[TO DO]:
Please give back the listing below in full. Change nothing.

━━━━━━━━━━━━━━━━━━━━━━━━━━━━━━

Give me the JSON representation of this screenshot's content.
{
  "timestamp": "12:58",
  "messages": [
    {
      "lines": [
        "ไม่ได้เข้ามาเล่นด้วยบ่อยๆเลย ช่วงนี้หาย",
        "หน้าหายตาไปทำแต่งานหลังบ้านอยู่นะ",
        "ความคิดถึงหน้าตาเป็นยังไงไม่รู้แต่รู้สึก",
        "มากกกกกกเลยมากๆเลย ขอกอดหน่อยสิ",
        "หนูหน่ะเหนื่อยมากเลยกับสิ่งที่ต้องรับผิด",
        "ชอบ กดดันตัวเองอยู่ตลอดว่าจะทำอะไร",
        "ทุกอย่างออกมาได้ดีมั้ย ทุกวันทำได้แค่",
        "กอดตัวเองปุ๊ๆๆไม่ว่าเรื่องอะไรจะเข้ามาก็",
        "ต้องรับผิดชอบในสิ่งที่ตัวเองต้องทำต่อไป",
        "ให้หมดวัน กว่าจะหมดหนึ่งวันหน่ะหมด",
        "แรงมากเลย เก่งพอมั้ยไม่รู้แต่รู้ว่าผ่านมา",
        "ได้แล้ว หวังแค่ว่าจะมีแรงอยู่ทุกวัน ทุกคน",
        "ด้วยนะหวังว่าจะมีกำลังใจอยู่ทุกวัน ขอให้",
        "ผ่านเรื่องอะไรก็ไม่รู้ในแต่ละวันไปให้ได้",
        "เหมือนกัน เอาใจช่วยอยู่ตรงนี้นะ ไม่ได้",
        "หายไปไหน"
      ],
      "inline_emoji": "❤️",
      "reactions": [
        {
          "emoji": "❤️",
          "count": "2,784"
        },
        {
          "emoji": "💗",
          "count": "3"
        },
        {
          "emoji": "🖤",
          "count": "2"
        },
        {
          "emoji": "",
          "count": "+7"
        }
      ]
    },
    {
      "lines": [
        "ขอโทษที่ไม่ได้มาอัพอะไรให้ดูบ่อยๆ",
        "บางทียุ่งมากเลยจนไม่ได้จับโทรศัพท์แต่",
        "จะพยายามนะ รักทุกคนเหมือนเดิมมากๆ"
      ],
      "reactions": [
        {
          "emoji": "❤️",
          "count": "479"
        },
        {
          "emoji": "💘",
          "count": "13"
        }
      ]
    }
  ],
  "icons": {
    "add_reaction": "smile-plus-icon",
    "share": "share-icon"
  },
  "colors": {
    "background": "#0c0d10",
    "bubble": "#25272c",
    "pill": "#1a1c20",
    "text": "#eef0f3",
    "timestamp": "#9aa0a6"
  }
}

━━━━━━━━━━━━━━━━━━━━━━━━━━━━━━

[EXERCISE OUTPUT]:
Give me the JSON representation of this screenshot's content.
{
  "timestamp": "12:58",
  "messages": [
    {
      "lines": [
        "ไม่ได้เข้ามาเล่นด้วยบ่อยๆเลย ช่วงนี้หาย",
        "หน้าหายตาไปทำแต่งานหลังบ้านอยู่นะ",
        "ความคิดถึงหน้าตาเป็นยังไงไม่รู้แต่รู้สึก",
        "มากกกกกกเลยมากๆเลย ขอกอดหน่อยสิ",
        "หนูหน่ะเหนื่อยมากเลยกับสิ่งที่ต้องรับผิด",
        "ชอบ กดดันตัวเองอยู่ตลอดว่าจะทำอะไร",
        "ทุกอย่างออกมาได้ดีมั้ย ทุกวันทำได้แค่",
        "กอดตัวเองปุ๊ๆๆไม่ว่าเรื่องอะไรจะเข้ามาก็",
        "ต้องรับผิดชอบในสิ่งที่ตัวเองต้องทำต่อไป",
        "ให้หมดวัน กว่าจะหมดหนึ่งวันหน่ะหมด",
        "แรงมากเลย เก่งพอมั้ยไม่รู้แต่รู้ว่าผ่านมา",
        "ได้แล้ว หวังแค่ว่าจะมีแรงอยู่ทุกวัน ทุกคน",
        "ด้วยนะหวังว่าจะมีกำลังใจอยู่ทุกวัน ขอให้",
        "ผ่านเรื่องอะไรก็ไม่รู้ในแต่ละวันไปให้ได้",
        "เหมือนกัน เอาใจช่วยอยู่ตรงนี้นะ ไม่ได้",
        "หายไปไหน"
      ],
      "inline_emoji": "❤️",
      "reactions": [
        {
          "emoji": "❤️",
          "count": "2,784"
        },
        {
          "emoji": "💗",
          "count": "3"
        },
        {
          "emoji": "🖤",
          "count": "2"
        },
        {
          "emoji": "",
          "count": "+7"
        }
      ]
    },
    {
      "lines": [
        "ขอโทษที่ไม่ได้มาอัพอะไรให้ดูบ่อยๆ",
        "บางทียุ่งมากเลยจนไม่ได้จับโทรศัพท์แต่",
        "จะพยายามนะ รักทุกคนเหมือนเดิมมากๆ"
      ],
      "reactions": [
        {
          "emoji": "❤️",
          "count": "479"
        },
        {
          "emoji": "💘",
          "count": "13"
        }
      ]
    }
  ],
  "icons": {
    "add_reaction": "smile-plus-icon",
    "share": "share-icon"
  },
  "colors": {
    "background": "#0c0d10",
    "bubble": "#25272c",
    "pill": "#1a1c20",
    "text": "#eef0f3",
    "timestamp": "#9aa0a6"
  }
}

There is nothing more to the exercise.